Background: Although the optimization of behavioral interventions offers the potential of both public health and research benefits, currently there is no widely agreed-upon principled procedure for accomplishing this.Purpose: This article suggests a multiphase optimization strategy (MOST) for achieving the dual goals of program optimization and program evaluation in the behavioral intervention field.Methods: MOST consists of the following three phases: (a) screening, in which randomized experimentation closely guided by theory is used to assess an array of program and/or delivery components and select the components that merit further investigation; (b) refining, in which interactions among the identified set of components and their interrelationships with covariates are investigated in detail, again via randomized experiments, and optimal dosage levels and combinations of components are identified; and (c) confirming, in which the resulting optimized intervention is evaluated by means of a standard randomized intervention trial.
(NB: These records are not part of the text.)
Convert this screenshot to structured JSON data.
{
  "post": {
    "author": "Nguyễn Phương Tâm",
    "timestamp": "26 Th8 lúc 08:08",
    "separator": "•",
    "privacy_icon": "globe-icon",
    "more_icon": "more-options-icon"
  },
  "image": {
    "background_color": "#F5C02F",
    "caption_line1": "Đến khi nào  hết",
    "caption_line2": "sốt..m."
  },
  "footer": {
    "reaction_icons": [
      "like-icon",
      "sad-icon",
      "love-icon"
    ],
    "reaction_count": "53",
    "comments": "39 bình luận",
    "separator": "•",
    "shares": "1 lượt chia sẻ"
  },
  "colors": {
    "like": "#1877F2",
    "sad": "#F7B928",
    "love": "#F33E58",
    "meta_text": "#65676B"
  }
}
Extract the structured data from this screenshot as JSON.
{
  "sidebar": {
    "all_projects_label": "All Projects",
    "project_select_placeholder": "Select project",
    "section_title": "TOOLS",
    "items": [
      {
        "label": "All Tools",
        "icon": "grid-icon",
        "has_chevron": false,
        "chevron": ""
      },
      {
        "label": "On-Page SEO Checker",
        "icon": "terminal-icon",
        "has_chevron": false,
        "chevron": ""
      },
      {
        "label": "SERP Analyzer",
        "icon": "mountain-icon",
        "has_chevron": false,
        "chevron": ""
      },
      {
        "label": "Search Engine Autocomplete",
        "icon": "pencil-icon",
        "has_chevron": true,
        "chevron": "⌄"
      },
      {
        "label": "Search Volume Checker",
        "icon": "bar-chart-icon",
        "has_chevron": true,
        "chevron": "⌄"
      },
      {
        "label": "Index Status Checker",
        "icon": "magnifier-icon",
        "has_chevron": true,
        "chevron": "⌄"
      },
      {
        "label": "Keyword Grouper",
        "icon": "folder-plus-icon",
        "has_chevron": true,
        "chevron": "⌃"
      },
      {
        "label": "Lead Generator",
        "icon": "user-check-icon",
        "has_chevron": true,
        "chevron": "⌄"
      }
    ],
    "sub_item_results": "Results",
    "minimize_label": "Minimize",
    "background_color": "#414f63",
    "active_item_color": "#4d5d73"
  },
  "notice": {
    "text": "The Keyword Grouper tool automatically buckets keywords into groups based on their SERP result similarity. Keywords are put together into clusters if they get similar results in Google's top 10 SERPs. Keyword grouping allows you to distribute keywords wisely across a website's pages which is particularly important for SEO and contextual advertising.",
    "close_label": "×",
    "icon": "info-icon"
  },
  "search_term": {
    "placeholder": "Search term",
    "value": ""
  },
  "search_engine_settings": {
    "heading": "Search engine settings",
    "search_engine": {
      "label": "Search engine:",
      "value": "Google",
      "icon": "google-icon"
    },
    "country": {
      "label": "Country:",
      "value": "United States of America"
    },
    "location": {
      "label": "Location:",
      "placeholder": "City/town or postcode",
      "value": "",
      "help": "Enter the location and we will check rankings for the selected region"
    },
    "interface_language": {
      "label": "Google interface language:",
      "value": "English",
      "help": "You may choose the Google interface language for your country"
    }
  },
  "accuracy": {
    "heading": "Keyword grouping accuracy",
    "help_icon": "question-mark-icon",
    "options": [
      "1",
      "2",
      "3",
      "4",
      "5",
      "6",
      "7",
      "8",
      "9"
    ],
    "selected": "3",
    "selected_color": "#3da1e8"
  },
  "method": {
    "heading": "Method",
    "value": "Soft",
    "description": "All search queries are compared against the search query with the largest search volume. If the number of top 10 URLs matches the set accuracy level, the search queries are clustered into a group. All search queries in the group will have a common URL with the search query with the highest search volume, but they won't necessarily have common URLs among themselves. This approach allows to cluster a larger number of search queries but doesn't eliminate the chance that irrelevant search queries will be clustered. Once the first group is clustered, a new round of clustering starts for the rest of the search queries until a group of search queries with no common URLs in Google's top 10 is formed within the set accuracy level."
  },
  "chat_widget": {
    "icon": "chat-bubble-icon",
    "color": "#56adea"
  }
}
To make the best use of available resources, MOST relies on design and analysis tools that help maximize efficiency, such as fractional factorials.Results: A slightly modified version of an actual application of MOST to develop a smoking cessation intervention is used to develop and present the ideas.Conclusions: MOST has the potential to husband program development resources while increasing our understanding of the individual program and delivery components that make up interventions. Considerations, challenges, open questions, and other potential benefits are discussed.

This work has been supported by National Institute on Drug Abuse Grants P50 DA10075 (Dr. Collins and Dr. Murphy) and K02 DA15674 (Dr. Murphy), National Cancer Institute Grant P50 CA 101451 (Dr. Strecher, Dr. Murphy, and Dr. Nair), and National Science Foundation Grant DMS 0204247 (Dr. Nair). This article has benefited from discussion at the 2003 Snowbird Conference and the 2003 Society for Prevention Research Conference, particularly the comments of Gilbert Botvin, Richard Clayton, Delbert Eliot, Brian Flay, David Hawkins, Elizabeth Robertson, and Richard Spoth. It has also benefited from the comments of John Graham and many other colleagues at Penn State’s Methodology Center and Prevention Center.